  • Similarly, if you are involved in a road traffic collision abroad, you should if possible gather as much information as you can. If appropriate call the police, and get a copy of their report or a police reference number. Make sure you exchange details with the other party involved, including taking down the other driver’s vehicle details, registration and a contact number. Take photographs of the scene if safe to do so, and gather the names and addresses of any witnesses. Finally, make a note of the date and time the accident happened.

 

  • If you need medical treatment for any injury or illness, try and get copies of your medical records, or at least note down the name and address of the hospital and the dates of your treatment. Also, keep receipts or invoices for any treatment and medication, and for any travel expenses such as taxi fares.

 

It is important to get legal advice as soon as possible, to help you in knowing what information to gather, and because the time limit for starting a claim may be shorter than the time limit under English law (which is usually three years from the date of the accident). Even if you are unsure whether your accident or illness is covered by The Package Holiday Tour Regulations, it is still worth getting advice and guidance.

Our expert solicitors can guide you, so please don’t hesitate to contact us today for an initial free consultation.

Our personal injury team has expertise in dealing with accidents and illness abroad. We will utilise our experience to make sure that we achieve the best outcome possible for you. Our aim is to take away some of the stress you are feeling so you can recover from your injuries or illness as quickly as possible.

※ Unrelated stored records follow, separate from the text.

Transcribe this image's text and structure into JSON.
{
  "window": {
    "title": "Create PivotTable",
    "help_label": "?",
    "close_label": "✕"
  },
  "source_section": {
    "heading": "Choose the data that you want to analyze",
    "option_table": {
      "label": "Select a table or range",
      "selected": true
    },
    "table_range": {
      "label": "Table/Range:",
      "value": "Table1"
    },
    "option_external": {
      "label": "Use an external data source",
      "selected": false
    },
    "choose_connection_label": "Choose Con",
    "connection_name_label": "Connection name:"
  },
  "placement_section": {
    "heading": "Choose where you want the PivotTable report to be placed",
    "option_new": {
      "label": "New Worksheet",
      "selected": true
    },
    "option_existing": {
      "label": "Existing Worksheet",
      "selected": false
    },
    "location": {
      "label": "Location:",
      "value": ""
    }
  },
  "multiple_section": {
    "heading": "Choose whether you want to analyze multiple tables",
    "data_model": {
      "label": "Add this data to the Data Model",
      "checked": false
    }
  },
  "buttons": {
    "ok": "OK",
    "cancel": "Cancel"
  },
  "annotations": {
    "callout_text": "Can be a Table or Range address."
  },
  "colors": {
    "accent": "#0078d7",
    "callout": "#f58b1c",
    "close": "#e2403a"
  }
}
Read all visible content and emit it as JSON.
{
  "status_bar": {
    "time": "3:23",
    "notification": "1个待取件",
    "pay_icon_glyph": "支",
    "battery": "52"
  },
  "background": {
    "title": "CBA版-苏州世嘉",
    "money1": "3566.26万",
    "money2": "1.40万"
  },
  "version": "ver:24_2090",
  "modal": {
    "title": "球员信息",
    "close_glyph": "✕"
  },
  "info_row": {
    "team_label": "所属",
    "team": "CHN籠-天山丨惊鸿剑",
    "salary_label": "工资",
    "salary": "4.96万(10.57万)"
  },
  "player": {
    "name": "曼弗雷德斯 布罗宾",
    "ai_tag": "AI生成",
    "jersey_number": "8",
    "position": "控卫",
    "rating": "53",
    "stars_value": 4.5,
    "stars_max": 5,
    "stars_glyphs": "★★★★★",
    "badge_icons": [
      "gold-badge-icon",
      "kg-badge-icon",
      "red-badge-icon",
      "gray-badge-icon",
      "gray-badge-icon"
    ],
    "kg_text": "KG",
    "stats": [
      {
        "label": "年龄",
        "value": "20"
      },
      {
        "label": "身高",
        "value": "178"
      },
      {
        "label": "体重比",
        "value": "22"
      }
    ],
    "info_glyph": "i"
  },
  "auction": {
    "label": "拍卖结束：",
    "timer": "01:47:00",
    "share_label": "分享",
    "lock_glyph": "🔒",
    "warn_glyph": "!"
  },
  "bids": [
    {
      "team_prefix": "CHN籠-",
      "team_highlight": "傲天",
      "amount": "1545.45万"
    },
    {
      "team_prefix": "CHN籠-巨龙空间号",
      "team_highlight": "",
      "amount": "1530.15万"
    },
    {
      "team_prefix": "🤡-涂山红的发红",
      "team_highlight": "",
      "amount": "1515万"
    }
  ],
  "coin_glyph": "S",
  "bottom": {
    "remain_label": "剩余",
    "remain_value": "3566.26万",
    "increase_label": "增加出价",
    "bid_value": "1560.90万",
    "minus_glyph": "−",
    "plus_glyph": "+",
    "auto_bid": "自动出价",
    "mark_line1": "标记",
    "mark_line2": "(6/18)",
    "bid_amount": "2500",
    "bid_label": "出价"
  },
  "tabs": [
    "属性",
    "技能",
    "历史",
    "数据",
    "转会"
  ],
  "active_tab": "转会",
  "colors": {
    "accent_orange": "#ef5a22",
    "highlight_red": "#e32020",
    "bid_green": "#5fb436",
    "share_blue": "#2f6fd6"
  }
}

For more information and advice, get in touch with a member of our  team today.

Sophie Hamilton

Sophie Hamilton

Senior Associate View Profile >
Eleanor Armstrong - managing associate at Enable Law

Eleanor Armstrong

Managing Associate View Profile >